This was about the extent of it. It was no blizzard, that's for sure.
Above is the view out the kitchen window. Forecasts were for snow starting at 6 a.m. and ending before noon, changing to rain. In fact, it didn't start snowing until 12:30, at a point when we thought it was all over.
As you can see looking out the guest bedroom window, there wasn't really much to it. This morning it's not so cold and it is raining outside. Walt and I were both slightly disappointed that we didn't get a little more snow. It would have been pretty, and would have brightened up the environment.
On the spur of the moment, I made a clafoutis aux pruneaux — a kind of crustless prune pie or custard — yesterday afternoon. We didn't have anything else in the house in the way of dessert. A clafoutis is very easy and quick to make, and it is delicious. Besides, prunes are good for you.

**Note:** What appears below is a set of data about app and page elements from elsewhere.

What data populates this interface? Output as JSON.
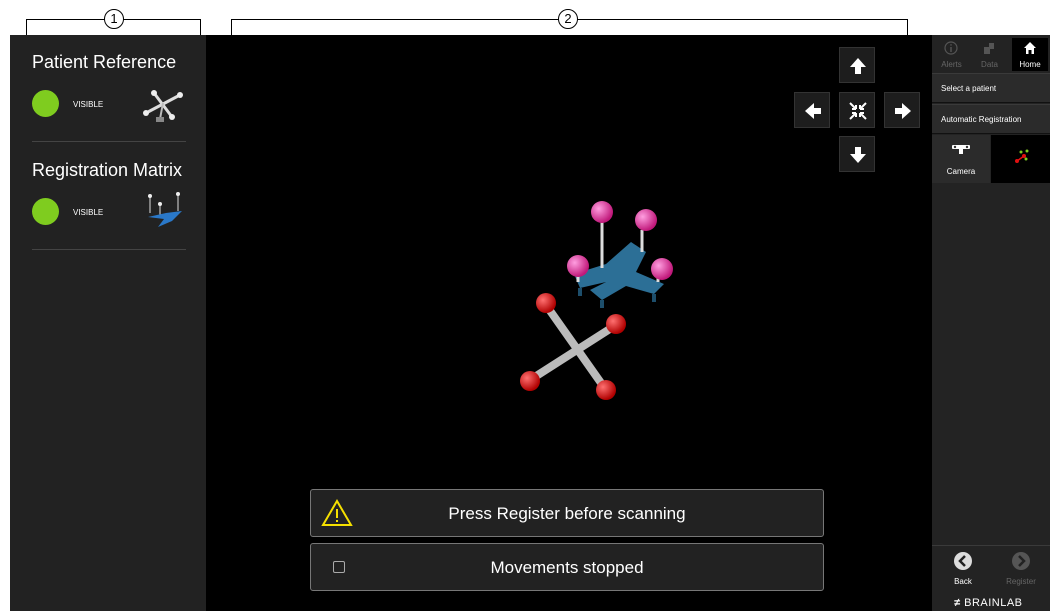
{
  "callouts": [
    "1",
    "2"
  ],
  "left_panel": {
    "patient_reference": {
      "title": "Patient Reference",
      "status": "VISIBLE",
      "icon": "patient-reference-star-icon"
    },
    "registration_matrix": {
      "title": "Registration Matrix",
      "status": "VISIBLE",
      "icon": "registration-matrix-icon"
    },
    "status_color": "#7fcc1f"
  },
  "viewport": {
    "nav": [
      "arrow-up-icon",
      "arrow-left-icon",
      "reset-view-icon",
      "arrow-right-icon",
      "arrow-down-icon"
    ],
    "messages": {
      "register_warning": "Press Register before scanning",
      "movements": "Movements stopped"
    }
  },
  "right_panel": {
    "tabs": {
      "alerts": "Alerts",
      "data": "Data",
      "home": "Home"
    },
    "menu": {
      "select_patient": "Select a patient",
      "automatic_registration": "Automatic Registration"
    },
    "camera_label": "Camera",
    "back_label": "Back",
    "register_label": "Register",
    "brand": "BRAINLAB"
  }
}
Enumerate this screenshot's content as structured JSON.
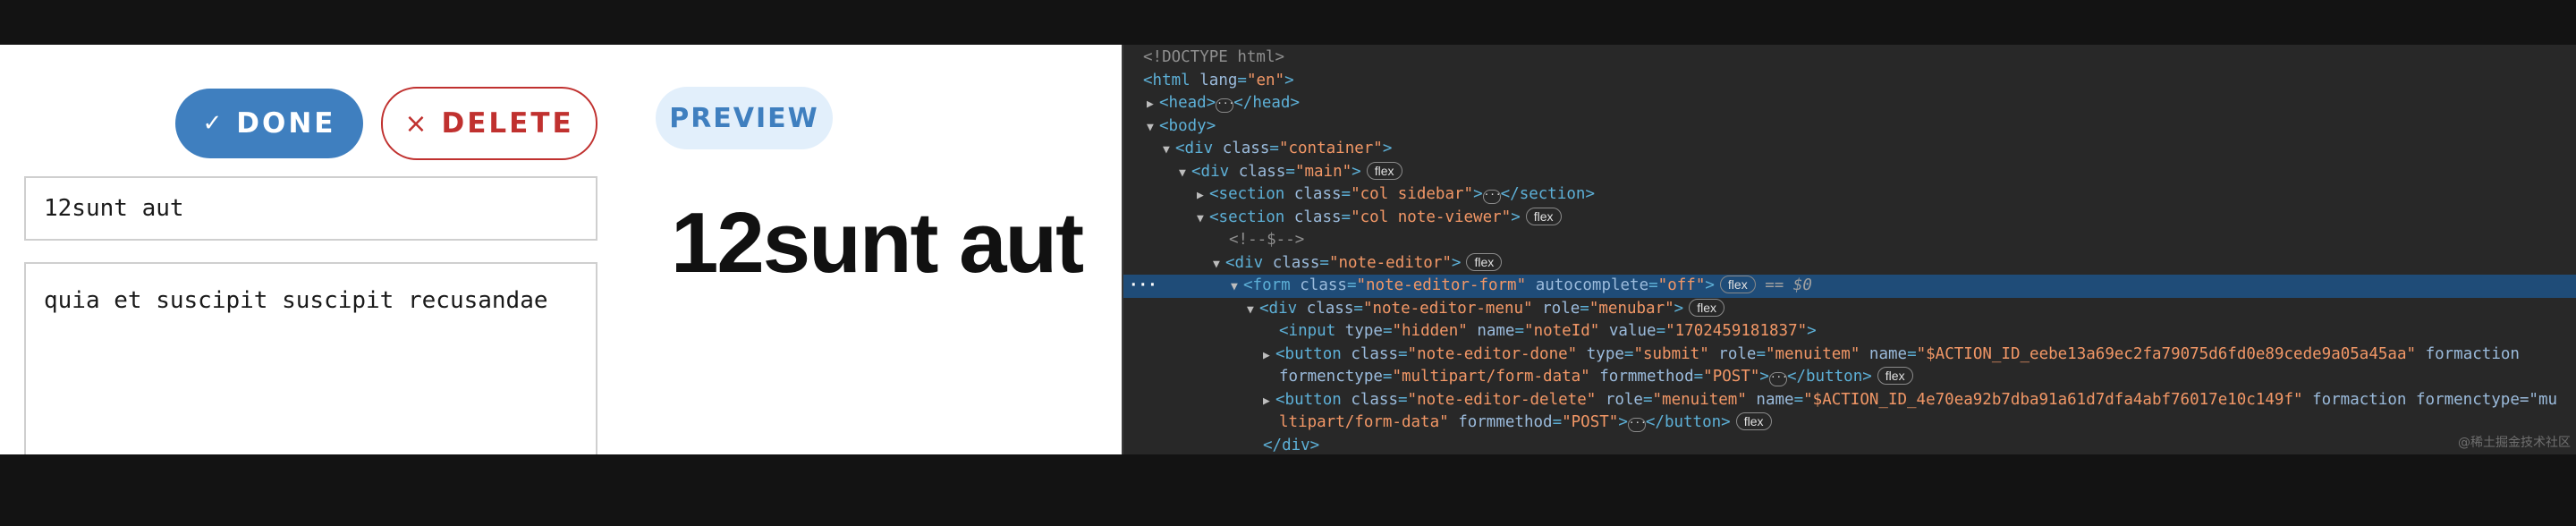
{
  "app": {
    "done_label": "DONE",
    "delete_label": "DELETE",
    "preview_label": "PREVIEW",
    "title_value": "12sunt aut",
    "body_value": "quia et suscipit suscipit recusandae",
    "preview_title": "12sunt aut",
    "icons": {
      "done": "check-icon",
      "delete": "x-icon"
    },
    "colors": {
      "primary": "#3f7fbf",
      "danger": "#c0312f",
      "preview_bg": "#e2effb"
    }
  },
  "devtools": {
    "doctype": "<!DOCTYPE html>",
    "html_tag": "html",
    "lang_attr": "lang",
    "lang_val": "\"en\"",
    "head_tag": "head",
    "body_tag": "body",
    "div": "div",
    "section": "section",
    "form": "form",
    "input": "input",
    "button": "button",
    "class_attr": "class",
    "container_val": "\"container\"",
    "main_val": "\"main\"",
    "sidebar_val": "\"col sidebar\"",
    "viewer_val": "\"col note-viewer\"",
    "comment": "<!--$-->",
    "editor_val": "\"note-editor\"",
    "form_val": "\"note-editor-form\"",
    "autocomplete_attr": "autocomplete",
    "autocomplete_val": "\"off\"",
    "eq_label": "== $0",
    "menu_val": "\"note-editor-menu\"",
    "role_attr": "role",
    "menubar_val": "\"menubar\"",
    "type_attr": "type",
    "hidden_val": "\"hidden\"",
    "name_attr": "name",
    "noteid_val": "\"noteId\"",
    "value_attr": "value",
    "value_val": "\"1702459181837\"",
    "done_class_val": "\"note-editor-done\"",
    "submit_val": "\"submit\"",
    "menuitem_val": "\"menuitem\"",
    "action_done_val": "\"$ACTION_ID_eebe13a69ec2fa79075d6fd0e89cede9a05a45aa\"",
    "formaction_attr": "formaction",
    "enctype_attr": "formenctype",
    "multipart_val": "\"multipart/form-data\"",
    "method_attr": "formmethod",
    "post_val": "\"POST\"",
    "delete_class_val": "\"note-editor-delete\"",
    "action_delete_val": "\"$ACTION_ID_4e70ea92b7dba91a61d7dfa4abf76017e10c149f\"",
    "enctype_split_a": "formenctype=\"mu",
    "enctype_split_b": "ltipart/form-data\"",
    "close_div": "</div>",
    "flex_badge": "flex",
    "ellipsis": "···",
    "selected_dots": "···",
    "watermark": "@稀土掘金技术社区"
  }
}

According to Monique Maine's book La Cuisine pour toute l'année (1969), the ingredients for a clafoutis are:
- 500 grams of fruit
- 80 grams of flour (¾ cup = 6 fl. oz)
- 125 grams of sugar (½ cup = 4 fl. oz)
- 250 ml of milk (1 generous cup)
- 4 eggs
- 60 grams of butter (4 generous tablespoons)
In this case, I used a generous pound of prunes — about two dozen of them. The ones I had were very tender and not too dried out, so I didn't have to soak them. I also didn't pit them. The recipe instructions say to mix together the flour, sugar, and eggs first. Then add the milk gradually, stirring, along with half the butter, melted. The mixture resembles crêpe batter. Butter the baking dish with the rest of the butter, arrange the prunes evenly in the buttered dish, and pour in the batter. I sprinkled some cassonade (raw sugar) over the top and it browned nicely, as you can see. Bake the clafoutis in a 350ºF (180ºC) oven for about 30 minutes, until set and golden brown.